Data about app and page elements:
┄┄┄┄┄┄
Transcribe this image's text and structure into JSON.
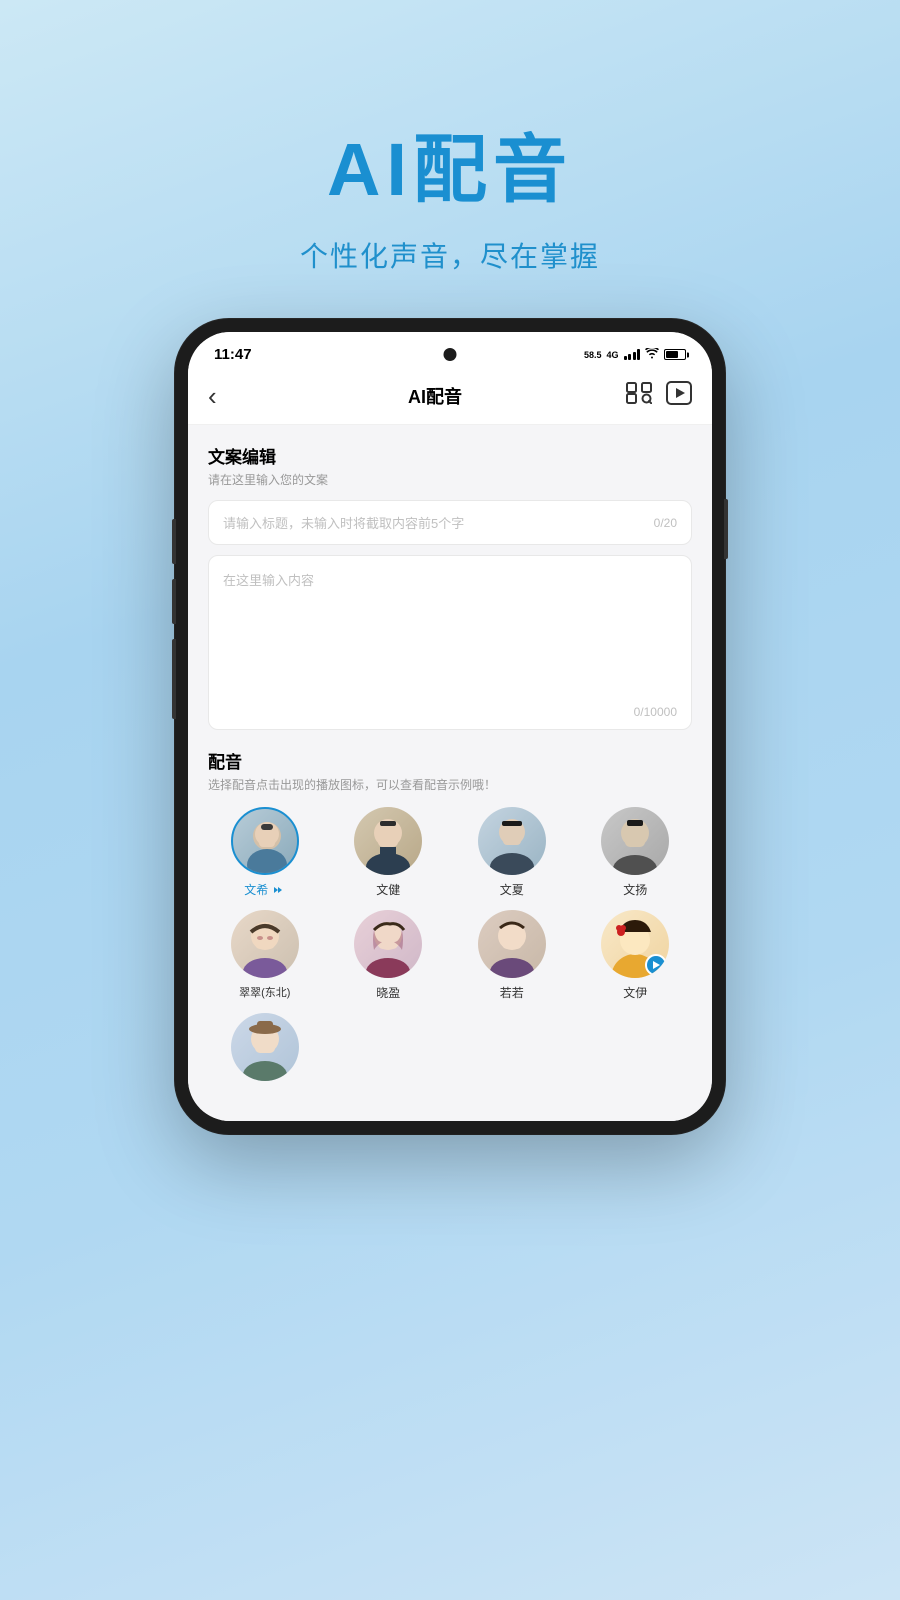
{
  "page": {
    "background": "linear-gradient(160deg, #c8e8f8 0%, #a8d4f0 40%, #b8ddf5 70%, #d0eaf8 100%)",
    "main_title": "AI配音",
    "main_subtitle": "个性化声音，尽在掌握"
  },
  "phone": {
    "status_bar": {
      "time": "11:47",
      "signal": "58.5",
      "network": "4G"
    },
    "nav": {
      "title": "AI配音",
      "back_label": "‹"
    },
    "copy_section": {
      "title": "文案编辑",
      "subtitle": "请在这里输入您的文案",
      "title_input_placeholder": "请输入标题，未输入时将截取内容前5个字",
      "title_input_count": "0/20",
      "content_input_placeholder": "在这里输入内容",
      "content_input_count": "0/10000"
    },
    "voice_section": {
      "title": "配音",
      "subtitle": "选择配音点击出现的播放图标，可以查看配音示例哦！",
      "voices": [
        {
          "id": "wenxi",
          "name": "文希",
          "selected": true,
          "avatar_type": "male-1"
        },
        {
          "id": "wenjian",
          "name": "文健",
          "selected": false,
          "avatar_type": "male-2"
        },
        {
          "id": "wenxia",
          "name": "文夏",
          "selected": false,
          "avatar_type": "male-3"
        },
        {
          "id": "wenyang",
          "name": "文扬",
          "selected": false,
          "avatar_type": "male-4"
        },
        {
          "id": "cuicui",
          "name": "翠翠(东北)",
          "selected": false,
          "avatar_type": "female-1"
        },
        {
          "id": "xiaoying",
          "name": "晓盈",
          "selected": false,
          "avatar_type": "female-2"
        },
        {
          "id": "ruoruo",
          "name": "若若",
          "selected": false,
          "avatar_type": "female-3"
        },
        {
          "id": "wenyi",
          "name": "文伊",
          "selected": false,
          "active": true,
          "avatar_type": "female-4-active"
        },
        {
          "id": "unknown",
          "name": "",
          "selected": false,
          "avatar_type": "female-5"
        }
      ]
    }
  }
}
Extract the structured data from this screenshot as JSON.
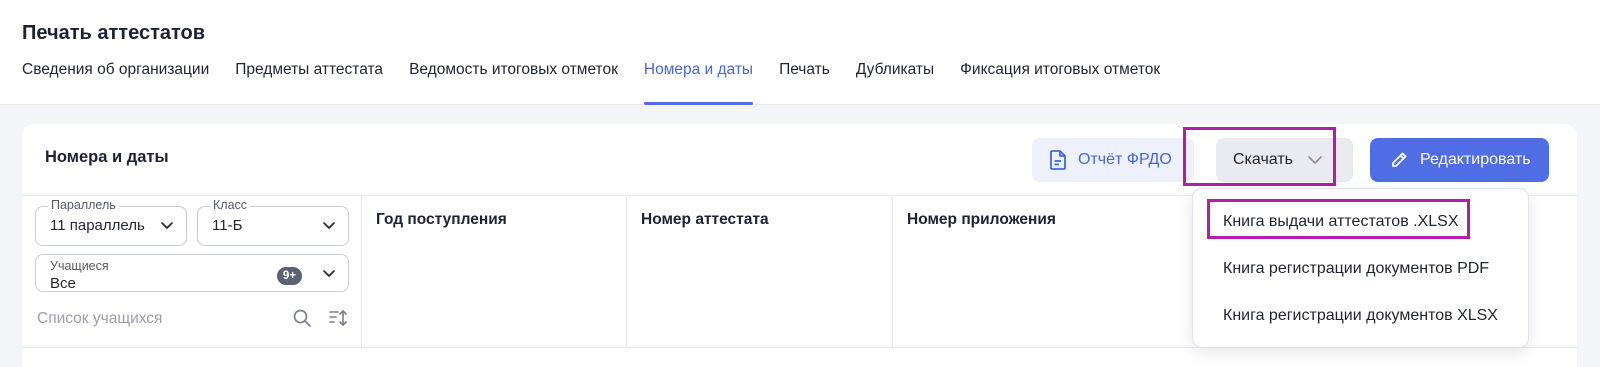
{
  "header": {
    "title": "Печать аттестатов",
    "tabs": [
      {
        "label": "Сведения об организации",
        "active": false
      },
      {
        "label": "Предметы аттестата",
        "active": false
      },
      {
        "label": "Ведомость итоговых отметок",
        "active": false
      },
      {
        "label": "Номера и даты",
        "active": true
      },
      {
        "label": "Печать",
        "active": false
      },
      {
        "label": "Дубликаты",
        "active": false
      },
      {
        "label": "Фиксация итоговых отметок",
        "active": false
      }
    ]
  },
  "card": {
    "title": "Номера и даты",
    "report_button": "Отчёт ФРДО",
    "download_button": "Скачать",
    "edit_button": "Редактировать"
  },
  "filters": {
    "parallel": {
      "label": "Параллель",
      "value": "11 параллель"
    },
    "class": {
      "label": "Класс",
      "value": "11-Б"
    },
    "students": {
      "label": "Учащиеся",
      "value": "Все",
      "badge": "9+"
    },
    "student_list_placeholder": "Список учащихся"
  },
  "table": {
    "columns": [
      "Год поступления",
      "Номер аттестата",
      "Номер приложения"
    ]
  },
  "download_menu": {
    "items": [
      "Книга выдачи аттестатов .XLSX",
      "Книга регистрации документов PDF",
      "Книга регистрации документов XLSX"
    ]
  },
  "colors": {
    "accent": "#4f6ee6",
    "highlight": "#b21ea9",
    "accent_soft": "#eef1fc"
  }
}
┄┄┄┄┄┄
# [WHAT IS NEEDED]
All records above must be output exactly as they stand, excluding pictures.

# [RESPONSE TO THE TASK]
Transcribe this image's text and structure into JSON.
{
  "page": {
    "background": "linear-gradient(160deg, #c8e8f8 0%, #a8d4f0 40%, #b8ddf5 70%, #d0eaf8 100%)",
    "main_title": "AI配音",
    "main_subtitle": "个性化声音，尽在掌握"
  },
  "phone": {
    "status_bar": {
      "time": "11:47",
      "signal": "58.5",
      "network": "4G"
    },
    "nav": {
      "title": "AI配音",
      "back_label": "‹"
    },
    "copy_section": {
      "title": "文案编辑",
      "subtitle": "请在这里输入您的文案",
      "title_input_placeholder": "请输入标题，未输入时将截取内容前5个字",
      "title_input_count": "0/20",
      "content_input_placeholder": "在这里输入内容",
      "content_input_count": "0/10000"
    },
    "voice_section": {
      "title": "配音",
      "subtitle": "选择配音点击出现的播放图标，可以查看配音示例哦！",
      "voices": [
        {
          "id": "wenxi",
          "name": "文希",
          "selected": true,
          "avatar_type": "male-1"
        },
        {
          "id": "wenjian",
          "name": "文健",
          "selected": false,
          "avatar_type": "male-2"
        },
        {
          "id": "wenxia",
          "name": "文夏",
          "selected": false,
          "avatar_type": "male-3"
        },
        {
          "id": "wenyang",
          "name": "文扬",
          "selected": false,
          "avatar_type": "male-4"
        },
        {
          "id": "cuicui",
          "name": "翠翠(东北)",
          "selected": false,
          "avatar_type": "female-1"
        },
        {
          "id": "xiaoying",
          "name": "晓盈",
          "selected": false,
          "avatar_type": "female-2"
        },
        {
          "id": "ruoruo",
          "name": "若若",
          "selected": false,
          "avatar_type": "female-3"
        },
        {
          "id": "wenyi",
          "name": "文伊",
          "selected": false,
          "active": true,
          "avatar_type": "female-4-active"
        },
        {
          "id": "unknown",
          "name": "",
          "selected": false,
          "avatar_type": "female-5"
        }
      ]
    }
  }
}
Extract the structured data from this screenshot as JSON.
{
  "header": {
    "title": "Печать аттестатов",
    "tabs": [
      {
        "label": "Сведения об организации",
        "active": false
      },
      {
        "label": "Предметы аттестата",
        "active": false
      },
      {
        "label": "Ведомость итоговых отметок",
        "active": false
      },
      {
        "label": "Номера и даты",
        "active": true
      },
      {
        "label": "Печать",
        "active": false
      },
      {
        "label": "Дубликаты",
        "active": false
      },
      {
        "label": "Фиксация итоговых отметок",
        "active": false
      }
    ]
  },
  "card": {
    "title": "Номера и даты",
    "report_button": "Отчёт ФРДО",
    "download_button": "Скачать",
    "edit_button": "Редактировать"
  },
  "filters": {
    "parallel": {
      "label": "Параллель",
      "value": "11 параллель"
    },
    "class": {
      "label": "Класс",
      "value": "11-Б"
    },
    "students": {
      "label": "Учащиеся",
      "value": "Все",
      "badge": "9+"
    },
    "student_list_placeholder": "Список учащихся"
  },
  "table": {
    "columns": [
      "Год поступления",
      "Номер аттестата",
      "Номер приложения"
    ]
  },
  "download_menu": {
    "items": [
      "Книга выдачи аттестатов .XLSX",
      "Книга регистрации документов PDF",
      "Книга регистрации документов XLSX"
    ]
  },
  "colors": {
    "accent": "#4f6ee6",
    "highlight": "#b21ea9",
    "accent_soft": "#eef1fc"
  }
}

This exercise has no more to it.